Wilson Center Experts
Angela Kocze, PhD is sociologist. Currently she is a Visiting Assistant Professor at the Wake Forest University. She is also research fellow at the Hungarian Academy of Sciences, Institute of Sociology and affiliated research fellow at the Central European University, Center for policy Studies. Dr. Kocze has done several research mainly focused on social and legal inequalities of Roma in the various European countries as well as the intersection of gender ethnicity and class regarding minority and migrant population in Europe. She has written extensively about the racialization and the unequal access to social, economic and political rights of Roma in Europe. Some of her work was published in various books by Palgrave, Ashgate as well as international organizations such as UNDP. Dr. Kocze besides her academic career also worked as a senior policy adviser in the Hungarian government (2004-2008). Previously to gain her PhD, she worked as a funding director of the European Roma Information Office (ERIO) in Brussels (2003-2004), as well as the former director of the human rights education program at the European Roma Rights Centre (1998-2003) in Budapest, Hungary. Moreover, she was the founding director of the Romaversitas program (1996) in Budapest which offers a scholarship and mentorship for underprivileged Roma minority university students.
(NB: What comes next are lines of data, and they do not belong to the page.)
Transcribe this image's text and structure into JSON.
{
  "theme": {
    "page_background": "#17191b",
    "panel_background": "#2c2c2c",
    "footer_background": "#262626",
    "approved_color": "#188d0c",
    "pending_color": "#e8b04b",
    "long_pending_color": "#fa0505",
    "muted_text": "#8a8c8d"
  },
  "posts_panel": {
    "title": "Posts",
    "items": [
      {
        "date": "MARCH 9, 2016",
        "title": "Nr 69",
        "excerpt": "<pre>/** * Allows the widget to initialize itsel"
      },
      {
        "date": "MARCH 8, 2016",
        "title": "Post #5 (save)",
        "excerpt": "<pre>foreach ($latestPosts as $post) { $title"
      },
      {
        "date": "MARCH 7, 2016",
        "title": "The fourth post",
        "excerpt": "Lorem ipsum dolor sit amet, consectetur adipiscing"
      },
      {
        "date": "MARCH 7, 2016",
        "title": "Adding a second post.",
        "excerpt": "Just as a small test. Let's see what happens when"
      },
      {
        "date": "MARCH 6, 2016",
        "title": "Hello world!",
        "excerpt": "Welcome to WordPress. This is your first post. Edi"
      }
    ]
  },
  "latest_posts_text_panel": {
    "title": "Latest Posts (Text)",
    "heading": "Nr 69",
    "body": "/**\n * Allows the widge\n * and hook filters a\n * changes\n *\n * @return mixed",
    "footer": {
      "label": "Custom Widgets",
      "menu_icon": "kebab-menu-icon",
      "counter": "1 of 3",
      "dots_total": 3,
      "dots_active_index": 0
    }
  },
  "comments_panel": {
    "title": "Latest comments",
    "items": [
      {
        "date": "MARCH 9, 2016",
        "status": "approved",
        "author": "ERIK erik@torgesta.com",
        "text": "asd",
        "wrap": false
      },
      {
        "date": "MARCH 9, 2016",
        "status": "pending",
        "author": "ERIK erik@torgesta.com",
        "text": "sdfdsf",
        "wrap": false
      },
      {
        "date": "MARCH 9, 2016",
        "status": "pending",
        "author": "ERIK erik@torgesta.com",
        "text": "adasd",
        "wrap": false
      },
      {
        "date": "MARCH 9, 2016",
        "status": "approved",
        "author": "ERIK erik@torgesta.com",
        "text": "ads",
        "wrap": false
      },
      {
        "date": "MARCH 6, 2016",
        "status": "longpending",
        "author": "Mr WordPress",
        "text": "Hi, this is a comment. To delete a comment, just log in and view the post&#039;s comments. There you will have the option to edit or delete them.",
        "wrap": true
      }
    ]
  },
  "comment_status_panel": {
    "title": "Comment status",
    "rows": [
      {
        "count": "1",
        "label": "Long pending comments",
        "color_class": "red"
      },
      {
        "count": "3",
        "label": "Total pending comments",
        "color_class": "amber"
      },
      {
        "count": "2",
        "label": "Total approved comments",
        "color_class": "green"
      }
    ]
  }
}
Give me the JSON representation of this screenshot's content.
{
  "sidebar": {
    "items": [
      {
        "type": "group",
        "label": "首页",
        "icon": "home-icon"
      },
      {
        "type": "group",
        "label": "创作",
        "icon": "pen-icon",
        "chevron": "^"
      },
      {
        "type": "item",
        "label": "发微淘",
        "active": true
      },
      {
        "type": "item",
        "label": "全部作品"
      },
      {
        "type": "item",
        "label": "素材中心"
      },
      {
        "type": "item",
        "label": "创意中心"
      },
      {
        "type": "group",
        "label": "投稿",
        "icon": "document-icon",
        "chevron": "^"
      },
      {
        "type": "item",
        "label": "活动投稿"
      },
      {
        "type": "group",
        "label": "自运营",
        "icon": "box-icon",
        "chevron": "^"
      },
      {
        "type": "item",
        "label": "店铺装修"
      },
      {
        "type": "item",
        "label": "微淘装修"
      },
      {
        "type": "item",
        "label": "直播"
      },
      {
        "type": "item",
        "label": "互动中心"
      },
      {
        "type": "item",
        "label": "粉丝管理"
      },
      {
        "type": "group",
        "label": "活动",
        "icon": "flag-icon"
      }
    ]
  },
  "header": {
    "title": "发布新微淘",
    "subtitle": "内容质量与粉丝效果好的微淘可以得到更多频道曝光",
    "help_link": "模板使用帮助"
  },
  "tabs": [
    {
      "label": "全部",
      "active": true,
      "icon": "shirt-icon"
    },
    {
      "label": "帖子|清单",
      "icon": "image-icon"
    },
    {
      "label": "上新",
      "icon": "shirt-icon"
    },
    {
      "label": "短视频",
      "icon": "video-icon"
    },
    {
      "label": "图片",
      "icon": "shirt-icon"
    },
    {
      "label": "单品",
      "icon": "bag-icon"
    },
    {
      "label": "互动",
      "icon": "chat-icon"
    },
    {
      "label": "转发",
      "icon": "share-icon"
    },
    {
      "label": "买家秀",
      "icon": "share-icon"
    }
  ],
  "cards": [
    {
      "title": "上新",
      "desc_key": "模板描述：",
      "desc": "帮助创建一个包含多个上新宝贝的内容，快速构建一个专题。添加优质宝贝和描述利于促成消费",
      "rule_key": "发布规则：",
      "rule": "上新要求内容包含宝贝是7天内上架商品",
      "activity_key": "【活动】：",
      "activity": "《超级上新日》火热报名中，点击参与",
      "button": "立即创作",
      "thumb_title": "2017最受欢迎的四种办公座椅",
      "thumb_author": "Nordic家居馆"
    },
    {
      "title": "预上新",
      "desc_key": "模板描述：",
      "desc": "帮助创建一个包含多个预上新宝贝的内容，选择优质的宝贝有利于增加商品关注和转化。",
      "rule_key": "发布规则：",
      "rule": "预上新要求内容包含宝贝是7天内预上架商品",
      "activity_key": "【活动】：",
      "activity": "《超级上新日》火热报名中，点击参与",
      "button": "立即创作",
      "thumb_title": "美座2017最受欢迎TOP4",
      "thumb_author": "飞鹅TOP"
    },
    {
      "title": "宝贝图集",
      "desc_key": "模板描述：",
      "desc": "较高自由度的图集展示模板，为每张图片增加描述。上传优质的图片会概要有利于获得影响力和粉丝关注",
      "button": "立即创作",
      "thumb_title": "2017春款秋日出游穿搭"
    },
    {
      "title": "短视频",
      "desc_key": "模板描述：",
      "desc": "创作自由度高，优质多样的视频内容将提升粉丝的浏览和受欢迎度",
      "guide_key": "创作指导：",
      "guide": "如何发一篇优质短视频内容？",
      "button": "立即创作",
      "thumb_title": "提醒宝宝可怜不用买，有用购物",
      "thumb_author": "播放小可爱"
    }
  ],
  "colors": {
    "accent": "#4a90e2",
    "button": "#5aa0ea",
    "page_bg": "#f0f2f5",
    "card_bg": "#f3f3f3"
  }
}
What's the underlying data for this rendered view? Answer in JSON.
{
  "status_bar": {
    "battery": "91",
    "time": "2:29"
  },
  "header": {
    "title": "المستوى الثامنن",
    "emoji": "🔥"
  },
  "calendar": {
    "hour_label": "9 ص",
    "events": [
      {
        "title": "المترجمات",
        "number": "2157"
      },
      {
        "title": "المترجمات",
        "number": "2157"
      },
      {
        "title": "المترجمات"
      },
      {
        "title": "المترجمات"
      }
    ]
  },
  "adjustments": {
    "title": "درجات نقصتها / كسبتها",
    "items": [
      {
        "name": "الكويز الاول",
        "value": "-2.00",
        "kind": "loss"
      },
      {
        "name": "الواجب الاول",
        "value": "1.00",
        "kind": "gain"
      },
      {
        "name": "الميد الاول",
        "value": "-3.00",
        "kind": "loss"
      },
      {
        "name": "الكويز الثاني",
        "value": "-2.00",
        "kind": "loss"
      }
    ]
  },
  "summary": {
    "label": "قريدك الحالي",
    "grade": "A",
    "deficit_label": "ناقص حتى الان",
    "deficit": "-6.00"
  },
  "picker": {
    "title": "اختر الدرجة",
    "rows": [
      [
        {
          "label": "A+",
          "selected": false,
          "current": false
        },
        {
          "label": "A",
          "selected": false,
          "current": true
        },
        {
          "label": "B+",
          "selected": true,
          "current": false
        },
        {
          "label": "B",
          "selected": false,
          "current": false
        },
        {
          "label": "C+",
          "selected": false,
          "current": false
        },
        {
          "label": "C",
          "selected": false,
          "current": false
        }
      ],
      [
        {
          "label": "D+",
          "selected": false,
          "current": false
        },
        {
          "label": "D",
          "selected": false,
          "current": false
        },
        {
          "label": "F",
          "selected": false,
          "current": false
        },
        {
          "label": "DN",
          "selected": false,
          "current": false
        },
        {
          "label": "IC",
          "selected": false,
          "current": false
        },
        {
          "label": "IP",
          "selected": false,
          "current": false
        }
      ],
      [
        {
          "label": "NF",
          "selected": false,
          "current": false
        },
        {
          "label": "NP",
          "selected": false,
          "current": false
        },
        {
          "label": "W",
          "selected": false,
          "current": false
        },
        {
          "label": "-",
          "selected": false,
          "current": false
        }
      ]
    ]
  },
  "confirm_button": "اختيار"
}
During the last two decades contemporary European societies have experienced remarkable economic, political and social transformations following the collapse of the Soviet Union and its satellite states with the neoliberal restructuring of post-WWII welfare systems in Western, as well as Eastern Europe, the disintegration of Yugoslavia in the 1990s, the enlargement of NATO (North Atlantic Treaty Organization) and the European Union to include former socialist countries and growing economic inequalities and crisis defining this period. This new economic and political restructuration has brought an affirmation and consolidation of neoliberal policies in the enlarged Europe. (Sigona and Trehan 2009:1) Many researchers recognized that one of the most visible by-products of the so called neo-liberal phenomenon have been the increasing social exclusion, pauperization, racial discrimination and territorial segregation of Romani citizens in the European countries, particularly in Central and Eastern European states (Ladányi-Szelényi 2006 )
My research questions are the following:How Roma structural positions are framed by the political elite? What kind of representational practice exist about the internally heterogeneous but externally seen as a homogenous Roma population, in Europe? Are there any similar framing strategies in European public discourse which influence and contribute to the politics of double discourse/ politics of hypocrisy at trans-national as well as at the national level?
Missing Intersectionality: Race/Ethnicity, Gender, and Class in Current Research and Policies on Romani Women in Europe.by Angela Kocze with contribution from Raluca Maria Popa, Policy Papers, CEU Center for Policy Studies, CEU Press, 2009
“Pro-Roma Global Civil Society: Acting for, with or instead of Roma?” by Angela Kóczé and Martin Rövid in Mary Kaldor, Henrietta L. Moore and Sabine Selchow, Global Civil Society 2012: Ten Years of Critical Reflection, Basingstoke: Palgrave Macmillan. (2012. pp. 110-122.)
Kóczé, Angéla. (2012). Civil Cociety, Civil Involvement and Social Inclusion of the Roma. Roma Inclusion Working Papers, edited by Andrey Ivanov and Jaroslav Kling Bratislava: United Nations Development Programme, ISBN for the printed version: 978-92-95092-62-4